Is the Team Associated SC28 the Right Small-Scale Short Course Truck for You?
As I mentioned in the beginning of this review, I have been involved in this wonderful hobby since before I could (legally…) drive actual vehicles. I now have kids, own a home, and all of the time absorbing responsibilities that comes along with those blessings. I still own a small stable of R/C’s.
As the winter began to set in I found myself browsing websites searching for something basement and living room friendly. I had kept an eye on these smaller scale vehicles over the years, but never could get myself to pull to digital wallet trigger on something so small. Why spend as much as half the cost of a 1/10 scale vehicle on something less than one quarter the size? Rigs like the Losi Micro SCT, HPI Baja Q32, ECX 1/24 Torment, and ECX Beatbox/Kickflip all drew my interest; but these quickly lost me on things like price, durability, features, or looks.

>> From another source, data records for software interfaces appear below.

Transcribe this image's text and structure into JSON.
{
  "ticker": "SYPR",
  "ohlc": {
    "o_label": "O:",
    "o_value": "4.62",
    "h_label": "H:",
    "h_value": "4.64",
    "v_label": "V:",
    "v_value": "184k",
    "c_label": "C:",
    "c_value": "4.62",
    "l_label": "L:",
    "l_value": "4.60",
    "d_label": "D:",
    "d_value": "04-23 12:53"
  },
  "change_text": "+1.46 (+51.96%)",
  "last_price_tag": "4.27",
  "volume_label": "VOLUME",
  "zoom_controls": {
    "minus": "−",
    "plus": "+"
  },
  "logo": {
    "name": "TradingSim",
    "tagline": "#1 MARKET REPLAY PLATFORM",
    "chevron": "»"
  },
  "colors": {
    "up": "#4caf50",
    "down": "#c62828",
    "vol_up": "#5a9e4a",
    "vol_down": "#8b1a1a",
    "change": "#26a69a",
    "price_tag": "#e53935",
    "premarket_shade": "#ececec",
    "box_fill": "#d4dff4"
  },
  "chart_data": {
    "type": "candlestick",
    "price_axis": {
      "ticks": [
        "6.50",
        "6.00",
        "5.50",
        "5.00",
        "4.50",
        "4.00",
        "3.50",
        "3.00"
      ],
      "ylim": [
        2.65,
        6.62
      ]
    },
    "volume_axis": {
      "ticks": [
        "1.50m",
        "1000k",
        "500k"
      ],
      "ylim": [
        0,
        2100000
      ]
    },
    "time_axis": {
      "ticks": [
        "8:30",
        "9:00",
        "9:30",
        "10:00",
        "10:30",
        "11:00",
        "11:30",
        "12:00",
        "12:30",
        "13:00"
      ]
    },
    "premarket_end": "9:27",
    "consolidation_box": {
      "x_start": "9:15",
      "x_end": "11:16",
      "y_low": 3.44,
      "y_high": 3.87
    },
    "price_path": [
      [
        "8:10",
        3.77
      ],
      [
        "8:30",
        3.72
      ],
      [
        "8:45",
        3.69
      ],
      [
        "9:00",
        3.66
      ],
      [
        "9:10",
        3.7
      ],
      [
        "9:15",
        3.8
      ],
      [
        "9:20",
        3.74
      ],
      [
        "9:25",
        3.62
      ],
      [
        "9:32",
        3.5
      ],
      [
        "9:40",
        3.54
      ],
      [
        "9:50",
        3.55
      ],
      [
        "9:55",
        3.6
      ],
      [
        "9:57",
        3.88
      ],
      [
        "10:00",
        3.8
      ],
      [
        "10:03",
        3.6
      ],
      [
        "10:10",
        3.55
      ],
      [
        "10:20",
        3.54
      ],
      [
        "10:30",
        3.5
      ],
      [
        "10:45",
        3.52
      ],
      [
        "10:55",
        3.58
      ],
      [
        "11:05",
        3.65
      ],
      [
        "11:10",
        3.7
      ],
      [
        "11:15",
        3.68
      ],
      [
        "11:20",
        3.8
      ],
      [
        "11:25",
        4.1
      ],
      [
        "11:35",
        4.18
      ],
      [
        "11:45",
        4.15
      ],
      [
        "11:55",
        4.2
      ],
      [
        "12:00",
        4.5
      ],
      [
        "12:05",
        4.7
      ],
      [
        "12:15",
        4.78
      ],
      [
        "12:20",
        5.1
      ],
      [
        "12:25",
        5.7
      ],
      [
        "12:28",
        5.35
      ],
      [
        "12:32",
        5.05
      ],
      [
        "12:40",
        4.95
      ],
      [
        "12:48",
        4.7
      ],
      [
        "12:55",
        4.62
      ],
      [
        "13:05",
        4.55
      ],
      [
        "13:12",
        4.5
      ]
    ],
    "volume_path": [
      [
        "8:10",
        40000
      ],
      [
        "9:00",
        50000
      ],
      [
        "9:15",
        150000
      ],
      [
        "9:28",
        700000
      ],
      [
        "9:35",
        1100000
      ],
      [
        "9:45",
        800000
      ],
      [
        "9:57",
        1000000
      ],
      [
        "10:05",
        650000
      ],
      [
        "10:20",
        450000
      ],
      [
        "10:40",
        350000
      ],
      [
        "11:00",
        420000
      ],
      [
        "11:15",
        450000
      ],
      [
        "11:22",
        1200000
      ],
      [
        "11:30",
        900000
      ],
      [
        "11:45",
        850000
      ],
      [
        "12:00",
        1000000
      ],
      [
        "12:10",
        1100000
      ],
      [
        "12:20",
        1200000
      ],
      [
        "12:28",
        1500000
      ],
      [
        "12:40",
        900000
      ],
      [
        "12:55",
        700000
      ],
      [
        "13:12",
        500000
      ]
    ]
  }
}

The SC28, for me anyway, is the perfect blend of all of those more popular small scale R/C’s all rolled into one neat little package. You have the great short course truck body shell durability and a-arm protection of the Losi Micro SCT and ECX 1/24 torment. You get the price point of the Baja Q32 and in fact beat that price by a few fast food meals. If you are looking for something with an upgrade path you will have to spend the extra cash on the Torment or a Losi micro, and there’s nothing wrong with that! However, for those just wanting one of the best all around small scale R/Cs currently available; I think the SC28 just may be what you’re looking for. Small, durable, good looking, and very affordable compared to other R/C’s in this general size class: the SC28 is definitely worth checking out.